INSTRUCTIONS TO FOLLOW:
Filter the entries for lines with the word "яркости".

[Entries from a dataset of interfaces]
_ _ _ _ _ _ _

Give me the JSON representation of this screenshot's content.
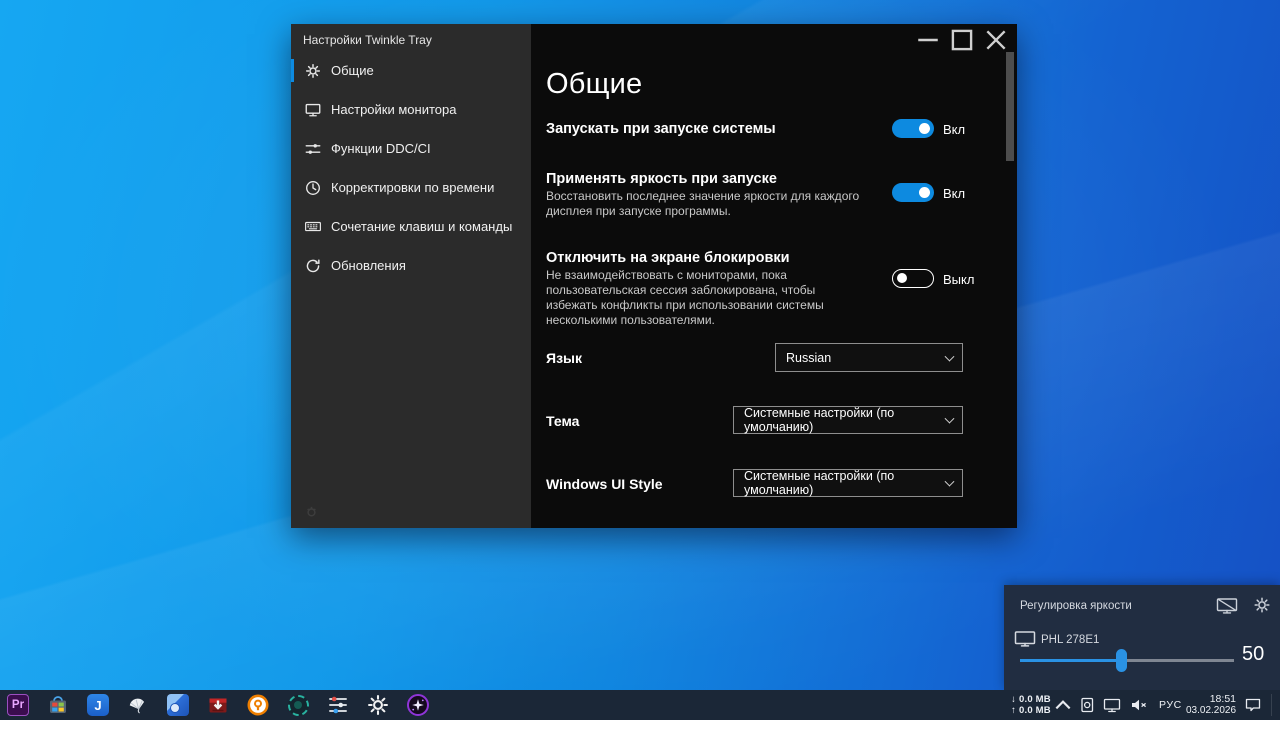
{
  "colors": {
    "accent_blue": "#0d8ae0",
    "wallpaper_left": "#16a7f2",
    "wallpaper_right": "#1550c4",
    "taskbar_bg": "#1b2737",
    "flyout_bg": "#212d41",
    "sidebar_bg": "#2b2b2b",
    "content_bg": "#0b0b0b"
  },
  "window": {
    "title": "Настройки Twinkle Tray",
    "sidebar": {
      "items": [
        {
          "label": "Общие"
        },
        {
          "label": "Настройки монитора"
        },
        {
          "label": "Функции DDC/CI"
        },
        {
          "label": "Корректировки по времени"
        },
        {
          "label": "Сочетание клавиш и команды"
        },
        {
          "label": "Обновления"
        }
      ]
    },
    "content": {
      "heading": "Общие",
      "settings": [
        {
          "title": "Запускать при запуске системы",
          "toggle_label": "Вкл"
        },
        {
          "title": "Применять яркость при запуске",
          "description": "Восстановить последнее значение яркости для каждого дисплея при запуске программы.",
          "toggle_label": "Вкл"
        },
        {
          "title": "Отключить на экране блокировки",
          "description": "Не взаимодействовать с мониторами, пока пользовательская сессия заблокирована, чтобы избежать конфликты при использовании системы несколькими пользователями.",
          "toggle_label": "Выкл"
        }
      ],
      "selects": [
        {
          "label": "Язык",
          "value": "Russian"
        },
        {
          "label": "Тема",
          "value": "Системные настройки (по умолчанию)"
        },
        {
          "label": "Windows UI Style",
          "value": "Системные настройки (по умолчанию)"
        }
      ]
    }
  },
  "flyout": {
    "title": "Регулировка яркости",
    "monitor_name": "PHL 278E1",
    "brightness_value": "50"
  },
  "taskbar": {
    "apps": {
      "premiere_label": "Pr",
      "joplin_label": "J"
    },
    "tray": {
      "down_arrow": "↓",
      "up_arrow": "↑",
      "net_down": "0.0 MB",
      "net_up": "0.0 MB",
      "lang": "РУС",
      "time": "18:51",
      "date": "03.02.2026"
    }
  }
}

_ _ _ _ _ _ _

ANSWER SECTION:
          "description": "Восстановить последнее значение яркости для каждого дисплея при запуске программы.",
    "title": "Регулировка яркости",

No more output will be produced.